-------- Exercise data
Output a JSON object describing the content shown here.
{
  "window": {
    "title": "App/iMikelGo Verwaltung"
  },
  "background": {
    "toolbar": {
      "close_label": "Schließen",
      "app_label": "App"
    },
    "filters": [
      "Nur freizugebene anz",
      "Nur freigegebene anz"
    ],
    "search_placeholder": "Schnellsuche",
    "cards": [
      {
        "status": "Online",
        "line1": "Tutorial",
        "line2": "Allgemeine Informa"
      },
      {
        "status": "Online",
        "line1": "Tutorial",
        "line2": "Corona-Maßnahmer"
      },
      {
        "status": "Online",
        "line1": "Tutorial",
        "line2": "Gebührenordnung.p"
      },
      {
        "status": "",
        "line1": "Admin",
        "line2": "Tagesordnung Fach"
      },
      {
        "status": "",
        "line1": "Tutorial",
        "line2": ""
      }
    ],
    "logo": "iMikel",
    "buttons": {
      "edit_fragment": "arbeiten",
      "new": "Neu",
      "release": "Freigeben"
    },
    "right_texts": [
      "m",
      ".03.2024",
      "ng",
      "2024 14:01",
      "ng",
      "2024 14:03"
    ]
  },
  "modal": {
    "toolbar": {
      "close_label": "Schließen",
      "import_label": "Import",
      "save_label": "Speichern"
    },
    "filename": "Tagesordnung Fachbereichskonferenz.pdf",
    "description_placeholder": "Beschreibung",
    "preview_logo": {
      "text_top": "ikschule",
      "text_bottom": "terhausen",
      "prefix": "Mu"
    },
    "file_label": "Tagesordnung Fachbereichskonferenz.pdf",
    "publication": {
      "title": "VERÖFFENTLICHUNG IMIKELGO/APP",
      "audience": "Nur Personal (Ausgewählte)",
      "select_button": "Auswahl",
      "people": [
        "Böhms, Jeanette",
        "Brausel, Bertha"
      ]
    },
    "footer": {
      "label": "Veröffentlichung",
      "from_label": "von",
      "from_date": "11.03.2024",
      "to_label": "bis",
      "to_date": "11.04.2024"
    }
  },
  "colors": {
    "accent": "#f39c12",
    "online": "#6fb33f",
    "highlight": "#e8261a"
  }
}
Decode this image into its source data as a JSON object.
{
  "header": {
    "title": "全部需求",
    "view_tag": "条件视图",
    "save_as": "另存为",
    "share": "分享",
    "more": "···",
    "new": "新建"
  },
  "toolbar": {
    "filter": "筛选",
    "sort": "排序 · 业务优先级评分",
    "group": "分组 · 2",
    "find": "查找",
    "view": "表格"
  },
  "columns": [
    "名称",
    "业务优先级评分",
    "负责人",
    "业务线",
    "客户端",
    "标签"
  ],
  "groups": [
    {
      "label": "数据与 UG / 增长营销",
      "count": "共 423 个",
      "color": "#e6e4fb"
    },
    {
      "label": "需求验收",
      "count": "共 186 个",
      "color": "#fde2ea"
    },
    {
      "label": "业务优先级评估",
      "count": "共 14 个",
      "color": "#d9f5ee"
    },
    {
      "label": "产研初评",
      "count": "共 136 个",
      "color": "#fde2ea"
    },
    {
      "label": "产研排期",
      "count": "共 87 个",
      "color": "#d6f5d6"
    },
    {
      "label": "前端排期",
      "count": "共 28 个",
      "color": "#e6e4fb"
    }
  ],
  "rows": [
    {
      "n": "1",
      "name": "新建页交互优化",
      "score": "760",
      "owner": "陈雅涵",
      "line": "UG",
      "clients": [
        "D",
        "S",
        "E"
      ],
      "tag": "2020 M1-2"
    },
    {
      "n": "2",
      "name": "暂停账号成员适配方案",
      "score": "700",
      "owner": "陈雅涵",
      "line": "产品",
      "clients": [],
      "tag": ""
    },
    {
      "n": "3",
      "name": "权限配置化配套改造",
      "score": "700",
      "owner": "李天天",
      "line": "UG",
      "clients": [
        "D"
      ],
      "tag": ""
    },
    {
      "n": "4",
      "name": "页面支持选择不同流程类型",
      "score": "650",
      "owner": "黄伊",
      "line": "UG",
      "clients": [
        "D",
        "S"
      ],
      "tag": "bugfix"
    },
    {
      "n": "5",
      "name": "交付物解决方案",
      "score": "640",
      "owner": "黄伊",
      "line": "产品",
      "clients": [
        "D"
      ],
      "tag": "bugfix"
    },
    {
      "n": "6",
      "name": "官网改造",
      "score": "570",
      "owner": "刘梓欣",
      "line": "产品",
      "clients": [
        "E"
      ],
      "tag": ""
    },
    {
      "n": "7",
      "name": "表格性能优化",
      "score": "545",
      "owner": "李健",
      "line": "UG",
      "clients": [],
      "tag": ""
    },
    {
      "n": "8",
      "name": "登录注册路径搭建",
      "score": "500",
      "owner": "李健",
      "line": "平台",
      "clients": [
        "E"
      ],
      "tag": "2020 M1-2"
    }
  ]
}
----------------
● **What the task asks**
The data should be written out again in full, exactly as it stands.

● **Finished exercise**
Output a JSON object describing the content shown here.
{
  "window": {
    "title": "App/iMikelGo Verwaltung"
  },
  "background": {
    "toolbar": {
      "close_label": "Schließen",
      "app_label": "App"
    },
    "filters": [
      "Nur freizugebene anz",
      "Nur freigegebene anz"
    ],
    "search_placeholder": "Schnellsuche",
    "cards": [
      {
        "status": "Online",
        "line1": "Tutorial",
        "line2": "Allgemeine Informa"
      },
      {
        "status": "Online",
        "line1": "Tutorial",
        "line2": "Corona-Maßnahmer"
      },
      {
        "status": "Online",
        "line1": "Tutorial",
        "line2": "Gebührenordnung.p"
      },
      {
        "status": "",
        "line1": "Admin",
        "line2": "Tagesordnung Fach"
      },
      {
        "status": "",
        "line1": "Tutorial",
        "line2": ""
      }
    ],
    "logo": "iMikel",
    "buttons": {
      "edit_fragment": "arbeiten",
      "new": "Neu",
      "release": "Freigeben"
    },
    "right_texts": [
      "m",
      ".03.2024",
      "ng",
      "2024 14:01",
      "ng",
      "2024 14:03"
    ]
  },
  "modal": {
    "toolbar": {
      "close_label": "Schließen",
      "import_label": "Import",
      "save_label": "Speichern"
    },
    "filename": "Tagesordnung Fachbereichskonferenz.pdf",
    "description_placeholder": "Beschreibung",
    "preview_logo": {
      "text_top": "ikschule",
      "text_bottom": "terhausen",
      "prefix": "Mu"
    },
    "file_label": "Tagesordnung Fachbereichskonferenz.pdf",
    "publication": {
      "title": "VERÖFFENTLICHUNG IMIKELGO/APP",
      "audience": "Nur Personal (Ausgewählte)",
      "select_button": "Auswahl",
      "people": [
        "Böhms, Jeanette",
        "Brausel, Bertha"
      ]
    },
    "footer": {
      "label": "Veröffentlichung",
      "from_label": "von",
      "from_date": "11.03.2024",
      "to_label": "bis",
      "to_date": "11.04.2024"
    }
  },
  "colors": {
    "accent": "#f39c12",
    "online": "#6fb33f",
    "highlight": "#e8261a"
  }
}
Decode this image into its source data as a JSON object.
{
  "header": {
    "title": "全部需求",
    "view_tag": "条件视图",
    "save_as": "另存为",
    "share": "分享",
    "more": "···",
    "new": "新建"
  },
  "toolbar": {
    "filter": "筛选",
    "sort": "排序 · 业务优先级评分",
    "group": "分组 · 2",
    "find": "查找",
    "view": "表格"
  },
  "columns": [
    "名称",
    "业务优先级评分",
    "负责人",
    "业务线",
    "客户端",
    "标签"
  ],
  "groups": [
    {
      "label": "数据与 UG / 增长营销",
      "count": "共 423 个",
      "color": "#e6e4fb"
    },
    {
      "label": "需求验收",
      "count": "共 186 个",
      "color": "#fde2ea"
    },
    {
      "label": "业务优先级评估",
      "count": "共 14 个",
      "color": "#d9f5ee"
    },
    {
      "label": "产研初评",
      "count": "共 136 个",
      "color": "#fde2ea"
    },
    {
      "label": "产研排期",
      "count": "共 87 个",
      "color": "#d6f5d6"
    },
    {
      "label": "前端排期",
      "count": "共 28 个",
      "color": "#e6e4fb"
    }
  ],
  "rows": [
    {
      "n": "1",
      "name": "新建页交互优化",
      "score": "760",
      "owner": "陈雅涵",
      "line": "UG",
      "clients": [
        "D",
        "S",
        "E"
      ],
      "tag": "2020 M1-2"
    },
    {
      "n": "2",
      "name": "暂停账号成员适配方案",
      "score": "700",
      "owner": "陈雅涵",
      "line": "产品",
      "clients": [],
      "tag": ""
    },
    {
      "n": "3",
      "name": "权限配置化配套改造",
      "score": "700",
      "owner": "李天天",
      "line": "UG",
      "clients": [
        "D"
      ],
      "tag": ""
    },
    {
      "n": "4",
      "name": "页面支持选择不同流程类型",
      "score": "650",
      "owner": "黄伊",
      "line": "UG",
      "clients": [
        "D",
        "S"
      ],
      "tag": "bugfix"
    },
    {
      "n": "5",
      "name": "交付物解决方案",
      "score": "640",
      "owner": "黄伊",
      "line": "产品",
      "clients": [
        "D"
      ],
      "tag": "bugfix"
    },
    {
      "n": "6",
      "name": "官网改造",
      "score": "570",
      "owner": "刘梓欣",
      "line": "产品",
      "clients": [
        "E"
      ],
      "tag": ""
    },
    {
      "n": "7",
      "name": "表格性能优化",
      "score": "545",
      "owner": "李健",
      "line": "UG",
      "clients": [],
      "tag": ""
    },
    {
      "n": "8",
      "name": "登录注册路径搭建",
      "score": "500",
      "owner": "李健",
      "line": "平台",
      "clients": [
        "E"
      ],
      "tag": "2020 M1-2"
    }
  ]
}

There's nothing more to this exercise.